Where Do Ornamental Grasses Belong?
Ornamental grasses can bring your yard that extra “zing” just about anywhere. Different types of grass prefer different environments, so be sure to place them accordingly. Although they can tolerate a wide variety of conditions, most prefer plenty of open sun with at least 8 hours per day. That means a southern exposure would be best for most ornamental grasses.
Other grasses do better in the shade, and almost all ornamental grasses need to be well-drained. You can plant them in pots with other flowers such as petunias for a dazzling display. Just be sure to use an unglazed, or lighter-colored pot with drainage holes. That keeps the plant from burning from the reflections of the sun. Ouch!
Ornamental Grass - Big Growth, Little Effort
Now you’re ready to plant a plethora of ornamental grasses! By strategically placing bundles of ornamental grasses throughout your landscape, your yard will gain that extra “something-something” that you didn’t know you were missing.
Maintaining ornamental grass is easy and if you follow our recommendations above, you should see growth from about 6 to 12 feet annually (depending on the type of ornamental grass you choose.)
Add them in pots to spruce up your entryway, or line them up along the edge of your property to give your landscape the extra pop it deserves. Work in some petunias for the ultimate “wow-factor!” You and your neighbors will be glad you did.
Liked This Blog?
Share with a friend!
Your lawn is lovely, with tall trees and beautiful hardscaping. The wind is whispering, and your aspens are singing. However, you may feel like there’s
If you’ve been on a drive through the Rocky Mountains, you have certainly seen patches of aspen trees here and there. Their leaves change color
Everyone needs a haircut at some point, and so do our plants! Deadheading is when you prune (or cut) seed heads and dying parts off
How do you know when it’s time to repot your plants? Are your seedlings ready to grow outside? We’ll answer those questions, plus many more

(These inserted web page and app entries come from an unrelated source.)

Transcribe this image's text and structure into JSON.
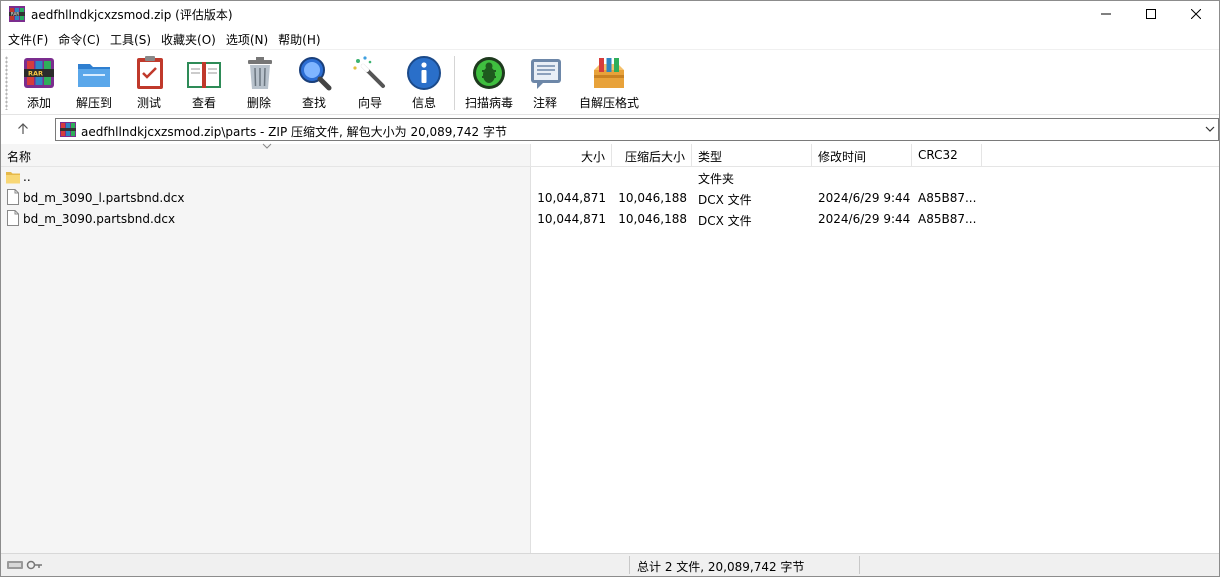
{
  "window": {
    "title": "aedfhllndkjcxzsmod.zip (评估版本)",
    "minimize_glyph": "minimize-icon",
    "maximize_glyph": "maximize-icon",
    "close_glyph": "close-icon"
  },
  "menu": [
    {
      "label": "文件(F)"
    },
    {
      "label": "命令(C)"
    },
    {
      "label": "工具(S)"
    },
    {
      "label": "收藏夹(O)"
    },
    {
      "label": "选项(N)"
    },
    {
      "label": "帮助(H)"
    }
  ],
  "toolbar": {
    "add": "添加",
    "extract": "解压到",
    "test": "测试",
    "view": "查看",
    "delete": "删除",
    "find": "查找",
    "wizard": "向导",
    "info": "信息",
    "scan": "扫描病毒",
    "comment": "注释",
    "sfx": "自解压格式"
  },
  "address": {
    "path": "aedfhllndkjcxzsmod.zip\\parts - ZIP 压缩文件, 解包大小为 20,089,742 字节"
  },
  "columns": {
    "name": "名称",
    "size": "大小",
    "packed": "压缩后大小",
    "type": "类型",
    "modified": "修改时间",
    "crc": "CRC32"
  },
  "rows": [
    {
      "name": "..",
      "size": "",
      "packed": "",
      "type": "文件夹",
      "modified": "",
      "crc": "",
      "icon": "folder-icon"
    },
    {
      "name": "bd_m_3090_l.partsbnd.dcx",
      "size": "10,044,871",
      "packed": "10,046,188",
      "type": "DCX 文件",
      "modified": "2024/6/29 9:44",
      "crc": "A85B87...",
      "icon": "file-icon"
    },
    {
      "name": "bd_m_3090.partsbnd.dcx",
      "size": "10,044,871",
      "packed": "10,046,188",
      "type": "DCX 文件",
      "modified": "2024/6/29 9:44",
      "crc": "A85B87...",
      "icon": "file-icon"
    }
  ],
  "status": {
    "summary": "总计 2 文件, 20,089,742 字节"
  },
  "colors": {
    "name_pane_bg": "#f5f5f5",
    "statusbar_bg": "#f0f0f0",
    "folder_yellow": "#f8d775"
  }
}
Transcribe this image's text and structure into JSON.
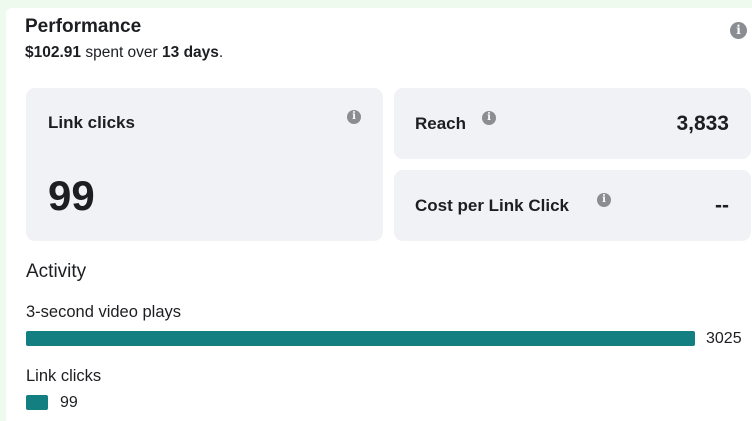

Let’s look at choosing native grasses for your landscape – they will help reduce maintenance, irrigation needs and mowing which can save you some green